Adolescent Health: We Have a Long Way to Go

Article excerpt

In bringing this special issue of Contemporary Nurse to a conclusion, we would like to reflect on some of the health issues that impact on adolescents and young people. Though the majority of adolescents and young people experience very good mental and physical health (AIHW 2003) in comparison to other age groups, adolescence can be a period of high risk taking and habit forming behaviour, both of which can have long-term ramifications on health and wellbeing. During adolescence, health behaviours and patterns are set, and thus many health problems that will cause problems in later life are established (NSW Health 1999). Significant numbers of adolescents and young people are affected by difficulties including mental health issues, alcohol abuse, suicidal ideation or behaviour, behavioural problems, unintended pregnancy, substance misuse, eating disorders and obesity, infectious diseases, decreasing physical activity, disability and injury resulting from motor vehicle accidents, and increased risks of skin cancers arising from lack of sun protection. These difficulties can affect all aspects of life and can place young people at risk of considerable life adversity with ramifications for years to come (Jackson & Mannix 2003).

Many of the problems and difficulties that beset adolescents are preventable. Drug abuse is one of the major threats to the health and wellbeing of our young people.
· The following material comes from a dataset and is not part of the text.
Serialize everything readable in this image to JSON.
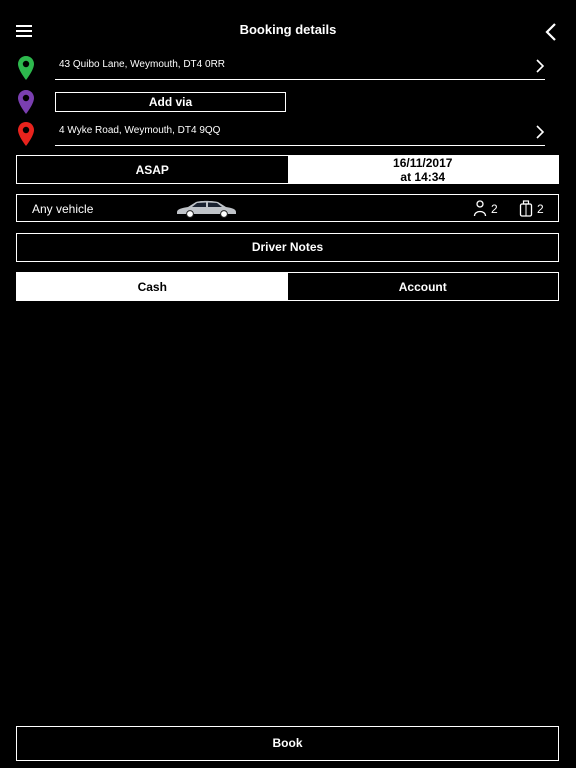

Adolescence is the time of life in which experimentation with drugs and alcohol can occur, and harmful patterns of drug use can become entrenched (Jackson & Mannix 2003; Usher et al. 2005). There are numerous illegal drugs available to young people, and currently methamphetamine (known as meth, crank, ice, 'p' among other street names) is causing concern, with numerous violent crimes attributed to its use (e.g., Goldner 2006). Recently, NSW Police Commissioner Ken Moroney was widely reported as saying he believes ice is more of a problem than heroin, and the greatest scourge he has seen in a career spanning 41 years (Kearney 2006).

Methamphetamine is highly addictive and its use carries health risks including neurological, cardiovascular, respiratory problems and mental health difficulties (www.nida.nih.gov/Infofacts /methamphetamine.html). These difficulties can include paranoia, and aggression, as well as psychotic behaviour such as auditory hallucinations, mood disturbances, paranoia anddelusions - that can result in homicidal or suicidal thoughts, and violence outbursts or episodes of self harm (www.whitehousedrugpolicy.gov/ drugfact/methamphetamine/index.html).

Alcohol abuse is also a major challenge to the health and wellbeing of adolescents; consequences of youth alcohol use may include unwanted and unsafe sex, violence, crime, road and traffic accidents, self-harm and death (Lynskey 2001 ; Crisp et al. 2006; Brennan 2006).

Issues around sexuality and sexual activity also pose a threat to the health and wellbeing of adolescents and young people. Young people particularly women, are disproportionably affected by sexually transmitted infections (STIs) (National Prevention Information Network (NPIN) 2006). Rapid social change has meant that young people are engaging in sex at earlier ages (Berman & Hein 1999) and are more likely to engage in risk behaviours, including unprotected sexual activity and having multiple sexual partners (National Center for HIV STD and TB Prevention 2001). Furthermore, young people may consider themselves invulnerable to STI, or may lack the skills and knowledge required to initiate and sustain safer sexual practices (WHO 2004; see also Minichiello & Plummer, 2006).

Despite extensive and very costly public health campaigns, that target mental health issues, tobacco smoking, sun protection, drug and alcohol issues, safer sex, accidental injury, drink driving, and speeding, many thousands of adolescents and young people are still affected by preventable health problems. …